© AFP

Saudi Arabia are looking to salvage their reputation when they face fellow three-time champions Japan in their final group match tomorrow after their humiliating exit from the tournament.

"We will exert every effort to perform well," Saudi Arabia coach Nasser Al Johar said on the eve of the Group B match. "We will also try to think about our destiny, our name and our reputation. Our players hope they will use all their potential to do that and restore our reputation again."

Saudi Arabia were stunned by unfancied Syria 2-1 and then bowed 1-0 to Jordan to assure themselves of bottom spot in the group table. After the first defeat, their Portuguese coach Jose Peseiro was fired.
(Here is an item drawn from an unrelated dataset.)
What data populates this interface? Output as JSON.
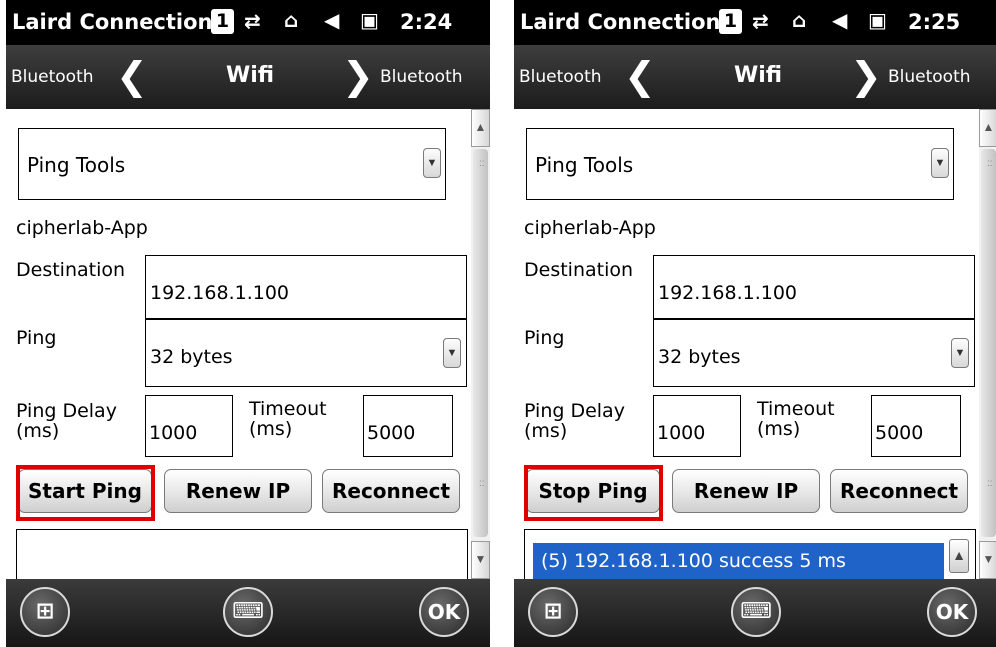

It is only the second time in AFC Asian Cup history that Saudi Arabia have not made it to the knockout stages.

Even though we have been eliminated, this is a destiny by God. We'll prepare ourselves for the coming days.
Mohammed Massad, Saudi Arabia defender

"We are able to restore our reputation in the tournament. We'll have to win," Saudi defender Mohammed Massad said. "Even though we have been eliminated, this is a destiny by God. We'll prepare ourselves for the coming days."

Japan coach Alberto Zaccheroni, a former AC Milan coach, warned against Saudi Arabia's potential. "While Syria and Jordan fight by forming blocks, Saudi Arabia have techniques," he said. "I expect them to fight with a creative and imaginative flair. We cannot afford to loosen up and we must fight courageously."

It was Saudi Arabia who crushed Japan's hope of lifting a third straight title in 2007 by beating them in the semi-finals. With four points from a draw with Jordan and a 2-1 win over Syria, the Blue Samurai can qualify for the quarter-finals if they draw or beat the Saudis. Japan can still go through depending on the margin of a loss to Saudi Arabia.

Japan captain and Wolfsburg midfielder Makoto Hasebe said: "We haven't got anything yet. We will be outdone if we let our guard down. We can win if we continue to fight as we did against Syria when players on the pitch and players on the bench played with one mind."

I expect them to fight with a creative and imaginative flair. We cannot afford to loosen up and we must fight courageously.
Japan coach Alberto Zaccheroni on Saudi Arabia

Zaccheroni played down the absence of FIFA World Cup™ goalkeeper Eiji Kawashima due to a red card controversially imposed on him in the Syria match when he brought down a Syrian player flagged offside. The referee overturned the offside call.

Tomsk midfielder Daisuke Matsui is also expected to miss the Saudi match due to a fresh leg injury and CSKA Moscow midfielder Keisuke Honda is nursing his right ankle which was hurt in the Syria match.

"I have confidence in reserve players as I have studied their potential," he said. "Basically I don't like to change the system under development. I have a full day to think so that I won't make any mistake in my choice."